Friend: “The chef used to work for Jean-Georges, but now he cooks Thai food!”
Me: “Wait, a Jean-Georges alum? And it’s reasonably priced? We should check it out…”
…Aaaand I’ve been hooked ever since.
The interior is warm and cozy, which has made it one of my go-to’s when I’m looking for a simple place to eat by myself. The staff is super friendly (even when you accidentally show up 10 minutes before closing).
I have my visits to Pure Thai down like clockwork; 99% of the time, I order the same thing: The Ratchaburi crab and pork dry noodles and a Thai iced tea. Then I ask for a jar of their pickled chilis and drizzle the vinegar over the noodles for some extra acidity. And, if I’m feeling extra hungry, I’ll get the green papaya salad to start. (The other appetizers tend to lean on the smaller size, portion-wise.)
I can’t speak to much else on the Pure Thai menu, except for one thing: Their Krabi seafood noodle soup. The menu notes that it’s “not recommended for novices” and they’re not lying – that bowl had a funk that even I, a usually adventurous eater, couldn’t get used to. Order with caution.
Pure Thai Cookhouse
766 Ninth Avenue
New York, NY 10019
February 1, 2012
Everyone has meals that remind them of home; one of mine is a Taiwanese breakfast.
The family and I don’t dine out for breakfast very often but, when we do, we almost always go a Taiwanese restaurant called Yung Ho in the San Gabriel Valley, known for their soymilk and other Taiwanese breakfast eats. We only go maybe once or twice every year, at no particular time and for no particular reason, but I consider our inevitable yearly trip an unofficial family tradition.
Even though I now live far from the family, I like the idea of carrying on tradition (even if only with myself) so I found King 5 Noodle House in Flushing – a Taiwanese breakfast place to call my own.
If you’ve never had a Taiwanese breakfast, let me give you the lowdown: Of all the things on the menu, I feel like there’s only one thing that you have to get, and that’s a bowl of hot soymilk.
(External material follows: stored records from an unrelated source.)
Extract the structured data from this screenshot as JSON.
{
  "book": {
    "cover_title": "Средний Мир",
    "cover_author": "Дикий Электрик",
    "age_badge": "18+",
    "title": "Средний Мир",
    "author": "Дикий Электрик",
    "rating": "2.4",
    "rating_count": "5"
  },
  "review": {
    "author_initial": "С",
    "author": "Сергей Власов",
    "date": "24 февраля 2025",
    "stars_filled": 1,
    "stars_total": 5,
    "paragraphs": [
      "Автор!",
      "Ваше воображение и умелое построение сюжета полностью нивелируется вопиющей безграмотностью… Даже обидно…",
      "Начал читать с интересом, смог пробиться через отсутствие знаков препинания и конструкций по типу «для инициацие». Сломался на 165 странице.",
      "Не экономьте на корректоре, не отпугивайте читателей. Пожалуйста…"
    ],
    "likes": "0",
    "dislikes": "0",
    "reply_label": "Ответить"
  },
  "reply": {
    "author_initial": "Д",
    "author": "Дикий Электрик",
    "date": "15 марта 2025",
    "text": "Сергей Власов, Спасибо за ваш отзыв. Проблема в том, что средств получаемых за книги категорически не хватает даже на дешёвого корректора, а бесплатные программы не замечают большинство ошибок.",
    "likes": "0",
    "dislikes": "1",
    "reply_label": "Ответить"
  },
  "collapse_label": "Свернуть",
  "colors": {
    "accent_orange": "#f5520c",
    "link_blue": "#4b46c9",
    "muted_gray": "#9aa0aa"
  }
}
When I was a kid, I actually hated soymilk. (I drank a lot of regular cows’ milk at the time so soymilk tasted funny in comparison.) I obviously learned to love it but, even now, I still prefer the sweet soymilk over the savory. Sweet soymilk is simply fresh soymilk sweetened with sugar while the savory soymilk is filled with bits of fried dough, shredded dried pork, pickled veggies and all sorts of other things. To this day, I’m still not fond of the savory version – the saltiness just doesn’t appeal to me.
Other than the soymilk, there’s a variety of foods you can order. My personal favorites are the following:
Fried Cruller (“you tiao”)
Literally just a long piece of fried dough, you can either eat it as is or get it sandwiched within a sesame pancake. I like giving them a quick dunk in the soymilk, just enough to get some flavor but not so much that they dough becomes soggy. (If you get the savory soymilk, pieces of it are already chopped up in the soymilk to begin with.)
Rice Roll (“fan tuan”)
The rice rolls also come in both a sweet and savory variety; I only order the savory. It’s essentially a fried cruller wrapped in shredded dried pork and sticky rice, and sometimes includes pickled greens as well. It’s been so long since I’ve had a sweet one that I’ve forgotten what they’re even stuffed with! (Sugar? Red bean paste? Sesame? Honestly, I have no idea.)
Egg Roll (“dan bing”)
The last thing I always get is an egg roll – a soft green scallion pancake with a egg fried on it.
Besides the dishes shown above, you can also order for breakfast anything from sesame pancakes stuffed with beef to pork and/or vegetable dumplings and buns to beef noodle soup. As you might have noticed though, most Taiwanese breakfast foods are heavy in carbs; therefore, as long as you don’t let your eyes order for your stomach, you’ll be good to go!
King 5 Noodle House
39-07 Prince St.
Queens, NY 11354